**THE DATA**
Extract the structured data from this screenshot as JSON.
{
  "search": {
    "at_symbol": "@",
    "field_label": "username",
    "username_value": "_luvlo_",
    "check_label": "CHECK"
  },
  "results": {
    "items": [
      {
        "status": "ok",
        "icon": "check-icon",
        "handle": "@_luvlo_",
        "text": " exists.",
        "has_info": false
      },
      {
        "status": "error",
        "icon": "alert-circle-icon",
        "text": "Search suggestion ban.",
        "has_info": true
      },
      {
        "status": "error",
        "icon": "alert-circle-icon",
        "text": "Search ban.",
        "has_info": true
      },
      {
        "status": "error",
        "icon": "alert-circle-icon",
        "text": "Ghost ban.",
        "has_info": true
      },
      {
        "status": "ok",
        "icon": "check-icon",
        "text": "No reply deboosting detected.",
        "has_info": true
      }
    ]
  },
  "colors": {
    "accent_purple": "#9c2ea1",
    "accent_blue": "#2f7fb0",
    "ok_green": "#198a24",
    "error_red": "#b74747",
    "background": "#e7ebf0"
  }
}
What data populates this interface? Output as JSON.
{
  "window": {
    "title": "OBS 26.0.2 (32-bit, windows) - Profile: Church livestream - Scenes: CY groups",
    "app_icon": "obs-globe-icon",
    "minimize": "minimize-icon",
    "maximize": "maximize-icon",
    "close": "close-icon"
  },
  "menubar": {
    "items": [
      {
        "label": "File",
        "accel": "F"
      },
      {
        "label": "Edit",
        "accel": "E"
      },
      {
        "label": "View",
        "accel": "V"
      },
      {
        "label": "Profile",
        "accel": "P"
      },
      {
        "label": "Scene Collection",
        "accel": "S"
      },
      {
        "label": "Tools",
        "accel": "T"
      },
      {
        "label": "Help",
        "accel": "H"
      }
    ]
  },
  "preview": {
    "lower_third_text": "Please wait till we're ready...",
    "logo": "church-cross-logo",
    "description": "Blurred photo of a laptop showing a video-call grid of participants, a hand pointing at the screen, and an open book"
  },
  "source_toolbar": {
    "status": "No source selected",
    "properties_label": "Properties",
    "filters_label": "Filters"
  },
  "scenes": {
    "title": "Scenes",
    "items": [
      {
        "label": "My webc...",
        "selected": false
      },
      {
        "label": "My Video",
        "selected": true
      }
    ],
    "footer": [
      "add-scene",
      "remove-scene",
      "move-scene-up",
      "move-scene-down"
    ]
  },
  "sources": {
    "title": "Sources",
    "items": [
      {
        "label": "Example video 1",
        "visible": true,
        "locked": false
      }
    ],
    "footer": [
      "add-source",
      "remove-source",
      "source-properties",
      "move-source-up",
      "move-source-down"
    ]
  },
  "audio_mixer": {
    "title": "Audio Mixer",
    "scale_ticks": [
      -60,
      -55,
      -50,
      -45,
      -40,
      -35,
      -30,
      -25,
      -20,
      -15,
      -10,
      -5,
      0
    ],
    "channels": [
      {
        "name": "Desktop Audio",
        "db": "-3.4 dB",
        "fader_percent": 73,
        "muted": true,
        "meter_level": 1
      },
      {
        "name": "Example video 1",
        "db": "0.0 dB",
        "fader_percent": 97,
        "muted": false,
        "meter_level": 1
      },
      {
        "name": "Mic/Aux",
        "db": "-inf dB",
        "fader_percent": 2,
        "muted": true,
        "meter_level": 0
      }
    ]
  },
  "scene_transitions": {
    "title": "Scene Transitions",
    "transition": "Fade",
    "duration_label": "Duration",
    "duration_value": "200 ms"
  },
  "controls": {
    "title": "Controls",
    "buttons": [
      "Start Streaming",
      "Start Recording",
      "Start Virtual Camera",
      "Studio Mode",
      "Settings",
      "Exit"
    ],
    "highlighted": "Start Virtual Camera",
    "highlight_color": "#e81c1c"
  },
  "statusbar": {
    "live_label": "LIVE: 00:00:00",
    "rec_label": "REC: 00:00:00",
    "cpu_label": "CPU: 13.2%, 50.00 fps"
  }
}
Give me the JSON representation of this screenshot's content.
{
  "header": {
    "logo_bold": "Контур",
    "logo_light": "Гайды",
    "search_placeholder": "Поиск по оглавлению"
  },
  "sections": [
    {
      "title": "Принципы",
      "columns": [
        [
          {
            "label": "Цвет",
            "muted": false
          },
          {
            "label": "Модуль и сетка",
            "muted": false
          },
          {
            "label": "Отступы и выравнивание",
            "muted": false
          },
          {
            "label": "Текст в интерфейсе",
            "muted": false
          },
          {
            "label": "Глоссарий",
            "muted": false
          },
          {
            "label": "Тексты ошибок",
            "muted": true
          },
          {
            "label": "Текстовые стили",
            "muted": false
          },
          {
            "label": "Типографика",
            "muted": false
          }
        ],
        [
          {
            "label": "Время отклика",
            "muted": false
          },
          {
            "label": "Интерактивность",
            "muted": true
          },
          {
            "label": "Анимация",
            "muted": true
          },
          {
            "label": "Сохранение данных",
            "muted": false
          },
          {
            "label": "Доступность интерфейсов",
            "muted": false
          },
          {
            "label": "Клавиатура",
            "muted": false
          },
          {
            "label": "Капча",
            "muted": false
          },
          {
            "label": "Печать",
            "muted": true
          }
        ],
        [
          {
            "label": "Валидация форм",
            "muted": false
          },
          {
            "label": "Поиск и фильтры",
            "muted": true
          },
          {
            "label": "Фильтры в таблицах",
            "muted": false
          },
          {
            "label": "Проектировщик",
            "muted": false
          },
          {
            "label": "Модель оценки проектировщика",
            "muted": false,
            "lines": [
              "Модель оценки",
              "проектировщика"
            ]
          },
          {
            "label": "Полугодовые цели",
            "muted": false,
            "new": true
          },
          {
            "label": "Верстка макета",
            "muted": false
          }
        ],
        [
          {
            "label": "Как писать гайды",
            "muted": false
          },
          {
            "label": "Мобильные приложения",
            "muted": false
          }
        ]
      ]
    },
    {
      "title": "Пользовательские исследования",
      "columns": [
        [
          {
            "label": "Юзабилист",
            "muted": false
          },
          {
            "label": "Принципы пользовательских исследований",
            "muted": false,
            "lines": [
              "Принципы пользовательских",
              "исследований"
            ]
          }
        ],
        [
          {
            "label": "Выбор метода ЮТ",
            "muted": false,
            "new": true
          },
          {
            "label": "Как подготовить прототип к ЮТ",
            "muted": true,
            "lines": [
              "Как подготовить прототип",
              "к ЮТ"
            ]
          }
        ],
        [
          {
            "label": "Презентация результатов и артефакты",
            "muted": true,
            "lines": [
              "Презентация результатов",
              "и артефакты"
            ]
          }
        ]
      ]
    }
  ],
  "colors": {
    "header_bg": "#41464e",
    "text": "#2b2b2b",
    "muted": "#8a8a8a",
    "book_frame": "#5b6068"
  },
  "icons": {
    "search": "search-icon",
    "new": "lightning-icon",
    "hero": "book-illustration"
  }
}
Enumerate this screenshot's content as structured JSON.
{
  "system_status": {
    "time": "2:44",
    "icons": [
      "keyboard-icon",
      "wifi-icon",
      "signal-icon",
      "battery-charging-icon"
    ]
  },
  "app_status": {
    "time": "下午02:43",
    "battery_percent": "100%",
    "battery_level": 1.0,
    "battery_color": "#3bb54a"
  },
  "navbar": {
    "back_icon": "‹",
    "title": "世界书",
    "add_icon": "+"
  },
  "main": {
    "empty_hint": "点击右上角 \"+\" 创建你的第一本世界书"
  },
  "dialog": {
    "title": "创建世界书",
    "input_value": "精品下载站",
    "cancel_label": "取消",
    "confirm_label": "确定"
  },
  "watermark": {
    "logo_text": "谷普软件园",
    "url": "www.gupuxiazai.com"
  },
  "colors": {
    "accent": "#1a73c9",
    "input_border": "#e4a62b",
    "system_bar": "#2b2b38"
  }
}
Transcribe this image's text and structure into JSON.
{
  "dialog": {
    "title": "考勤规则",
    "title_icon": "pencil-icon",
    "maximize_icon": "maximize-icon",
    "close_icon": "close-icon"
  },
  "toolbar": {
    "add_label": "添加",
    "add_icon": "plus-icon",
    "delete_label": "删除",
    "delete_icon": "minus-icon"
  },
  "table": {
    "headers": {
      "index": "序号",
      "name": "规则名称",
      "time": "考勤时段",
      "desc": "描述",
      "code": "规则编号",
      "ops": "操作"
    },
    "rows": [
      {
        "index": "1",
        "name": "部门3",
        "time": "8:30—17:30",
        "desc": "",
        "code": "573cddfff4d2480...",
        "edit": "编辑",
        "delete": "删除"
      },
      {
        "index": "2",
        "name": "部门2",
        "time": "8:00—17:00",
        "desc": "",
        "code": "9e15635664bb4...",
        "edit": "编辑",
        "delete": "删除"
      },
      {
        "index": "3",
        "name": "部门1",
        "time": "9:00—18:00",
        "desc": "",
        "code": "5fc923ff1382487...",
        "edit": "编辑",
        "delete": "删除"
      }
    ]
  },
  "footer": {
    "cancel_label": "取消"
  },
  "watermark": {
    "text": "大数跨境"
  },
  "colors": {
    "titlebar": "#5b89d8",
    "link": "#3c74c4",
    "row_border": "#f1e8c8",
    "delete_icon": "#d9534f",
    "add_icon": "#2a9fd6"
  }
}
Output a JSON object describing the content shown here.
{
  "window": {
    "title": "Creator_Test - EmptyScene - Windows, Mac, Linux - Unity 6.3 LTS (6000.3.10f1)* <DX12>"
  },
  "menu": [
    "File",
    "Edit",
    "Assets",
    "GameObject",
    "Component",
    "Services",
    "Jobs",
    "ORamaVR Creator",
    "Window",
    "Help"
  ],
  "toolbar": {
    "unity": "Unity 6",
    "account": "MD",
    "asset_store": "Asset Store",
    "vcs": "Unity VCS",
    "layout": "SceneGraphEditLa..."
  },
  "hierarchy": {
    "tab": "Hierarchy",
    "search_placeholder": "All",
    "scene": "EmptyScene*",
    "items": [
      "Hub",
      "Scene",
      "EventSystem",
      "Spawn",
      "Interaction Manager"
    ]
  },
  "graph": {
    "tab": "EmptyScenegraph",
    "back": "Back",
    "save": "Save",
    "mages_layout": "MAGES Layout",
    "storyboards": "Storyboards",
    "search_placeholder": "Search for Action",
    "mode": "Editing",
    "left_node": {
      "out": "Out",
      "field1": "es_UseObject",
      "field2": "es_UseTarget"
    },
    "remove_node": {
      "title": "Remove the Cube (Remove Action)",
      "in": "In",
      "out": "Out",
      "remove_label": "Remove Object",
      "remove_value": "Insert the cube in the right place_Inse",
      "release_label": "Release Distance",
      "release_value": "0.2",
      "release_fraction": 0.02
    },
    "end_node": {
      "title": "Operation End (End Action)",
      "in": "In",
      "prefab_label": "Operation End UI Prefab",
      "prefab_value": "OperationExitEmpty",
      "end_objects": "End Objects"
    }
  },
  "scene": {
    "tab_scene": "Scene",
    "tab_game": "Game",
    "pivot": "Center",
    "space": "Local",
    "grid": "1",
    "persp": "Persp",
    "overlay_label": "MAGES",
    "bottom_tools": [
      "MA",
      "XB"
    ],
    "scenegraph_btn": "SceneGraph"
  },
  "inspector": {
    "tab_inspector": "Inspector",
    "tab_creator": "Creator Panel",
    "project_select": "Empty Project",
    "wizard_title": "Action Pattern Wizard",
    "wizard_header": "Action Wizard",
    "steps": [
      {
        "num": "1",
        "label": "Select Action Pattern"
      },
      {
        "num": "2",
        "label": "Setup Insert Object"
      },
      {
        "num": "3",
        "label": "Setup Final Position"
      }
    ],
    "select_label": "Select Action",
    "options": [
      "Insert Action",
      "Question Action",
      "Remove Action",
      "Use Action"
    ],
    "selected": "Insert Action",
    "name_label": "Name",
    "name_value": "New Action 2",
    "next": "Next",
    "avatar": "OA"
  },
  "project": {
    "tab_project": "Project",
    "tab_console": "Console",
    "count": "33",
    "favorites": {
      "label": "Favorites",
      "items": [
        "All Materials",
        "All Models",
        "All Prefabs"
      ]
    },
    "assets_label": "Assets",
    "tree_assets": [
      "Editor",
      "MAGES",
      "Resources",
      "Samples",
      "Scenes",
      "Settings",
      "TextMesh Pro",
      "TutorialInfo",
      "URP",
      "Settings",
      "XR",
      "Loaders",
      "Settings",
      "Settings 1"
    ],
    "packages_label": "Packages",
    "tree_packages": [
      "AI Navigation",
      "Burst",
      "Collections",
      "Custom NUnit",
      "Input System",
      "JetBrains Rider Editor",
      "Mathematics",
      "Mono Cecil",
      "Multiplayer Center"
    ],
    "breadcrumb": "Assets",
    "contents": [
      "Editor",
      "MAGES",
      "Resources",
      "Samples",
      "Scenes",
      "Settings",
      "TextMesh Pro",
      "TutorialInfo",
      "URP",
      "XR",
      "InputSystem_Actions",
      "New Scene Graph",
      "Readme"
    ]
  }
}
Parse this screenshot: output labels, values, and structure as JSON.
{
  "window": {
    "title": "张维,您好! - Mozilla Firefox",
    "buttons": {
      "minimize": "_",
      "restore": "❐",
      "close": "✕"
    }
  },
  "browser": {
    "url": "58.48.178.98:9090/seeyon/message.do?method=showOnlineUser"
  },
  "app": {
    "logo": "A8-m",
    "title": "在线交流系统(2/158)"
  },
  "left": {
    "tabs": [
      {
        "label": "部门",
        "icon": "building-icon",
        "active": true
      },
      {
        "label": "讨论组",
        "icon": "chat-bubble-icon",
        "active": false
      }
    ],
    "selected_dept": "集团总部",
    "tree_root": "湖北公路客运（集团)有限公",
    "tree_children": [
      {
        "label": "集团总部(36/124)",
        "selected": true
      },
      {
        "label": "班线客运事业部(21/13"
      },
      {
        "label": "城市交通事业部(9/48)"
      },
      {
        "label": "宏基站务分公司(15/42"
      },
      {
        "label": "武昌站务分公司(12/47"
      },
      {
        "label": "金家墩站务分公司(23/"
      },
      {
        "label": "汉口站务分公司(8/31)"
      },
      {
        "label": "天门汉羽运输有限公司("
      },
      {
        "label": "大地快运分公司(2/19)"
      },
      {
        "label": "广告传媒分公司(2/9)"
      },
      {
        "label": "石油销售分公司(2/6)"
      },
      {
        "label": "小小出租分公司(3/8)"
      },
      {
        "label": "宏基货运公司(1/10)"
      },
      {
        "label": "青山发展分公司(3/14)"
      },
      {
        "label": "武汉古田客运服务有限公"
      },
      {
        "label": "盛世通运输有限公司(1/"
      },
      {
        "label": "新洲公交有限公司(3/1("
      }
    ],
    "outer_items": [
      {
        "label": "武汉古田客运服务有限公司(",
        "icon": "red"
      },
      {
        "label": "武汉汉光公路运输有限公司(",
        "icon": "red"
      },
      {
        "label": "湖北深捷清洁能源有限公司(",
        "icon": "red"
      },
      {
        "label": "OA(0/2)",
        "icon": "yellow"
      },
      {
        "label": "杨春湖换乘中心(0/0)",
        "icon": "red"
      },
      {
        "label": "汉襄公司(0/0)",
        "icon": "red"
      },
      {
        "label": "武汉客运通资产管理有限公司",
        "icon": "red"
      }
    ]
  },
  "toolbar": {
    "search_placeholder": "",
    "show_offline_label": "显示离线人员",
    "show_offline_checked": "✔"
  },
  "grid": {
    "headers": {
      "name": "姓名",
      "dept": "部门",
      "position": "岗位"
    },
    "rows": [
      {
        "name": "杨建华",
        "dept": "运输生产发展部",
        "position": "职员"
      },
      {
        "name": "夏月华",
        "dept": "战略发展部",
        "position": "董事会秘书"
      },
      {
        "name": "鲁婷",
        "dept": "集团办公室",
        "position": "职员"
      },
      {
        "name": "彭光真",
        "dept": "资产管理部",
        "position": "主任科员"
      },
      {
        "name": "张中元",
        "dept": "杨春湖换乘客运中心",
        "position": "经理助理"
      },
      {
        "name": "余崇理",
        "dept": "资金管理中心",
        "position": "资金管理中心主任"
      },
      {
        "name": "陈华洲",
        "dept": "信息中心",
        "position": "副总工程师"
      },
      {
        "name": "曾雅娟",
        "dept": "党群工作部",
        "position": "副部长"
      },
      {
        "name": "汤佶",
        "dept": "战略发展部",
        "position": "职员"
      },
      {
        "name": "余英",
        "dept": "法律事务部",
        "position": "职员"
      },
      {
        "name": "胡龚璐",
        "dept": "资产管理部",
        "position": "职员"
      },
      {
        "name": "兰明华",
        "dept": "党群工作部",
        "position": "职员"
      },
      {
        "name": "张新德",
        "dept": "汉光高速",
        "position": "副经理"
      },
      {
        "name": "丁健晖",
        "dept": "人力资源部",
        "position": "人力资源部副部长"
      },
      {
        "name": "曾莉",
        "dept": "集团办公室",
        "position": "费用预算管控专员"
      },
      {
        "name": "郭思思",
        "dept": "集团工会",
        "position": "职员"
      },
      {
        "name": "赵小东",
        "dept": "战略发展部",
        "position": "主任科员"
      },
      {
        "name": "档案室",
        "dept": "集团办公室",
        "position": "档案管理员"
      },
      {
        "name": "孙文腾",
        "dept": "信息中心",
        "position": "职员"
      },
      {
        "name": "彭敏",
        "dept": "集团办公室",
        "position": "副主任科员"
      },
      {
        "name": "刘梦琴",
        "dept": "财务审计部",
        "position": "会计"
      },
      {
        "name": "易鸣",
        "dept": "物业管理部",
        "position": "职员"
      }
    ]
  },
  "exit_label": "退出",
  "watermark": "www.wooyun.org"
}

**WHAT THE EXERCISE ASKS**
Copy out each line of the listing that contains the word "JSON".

**OUTPUT FOR THIS TASK**
Extract the structured data from this screenshot as JSON.
What data populates this interface? Output as JSON.
Give me the JSON representation of this screenshot's content.
Enumerate this screenshot's content as structured JSON.
Transcribe this image's text and structure into JSON.
Output a JSON object describing the content shown here.
Parse this screenshot: output labels, values, and structure as JSON.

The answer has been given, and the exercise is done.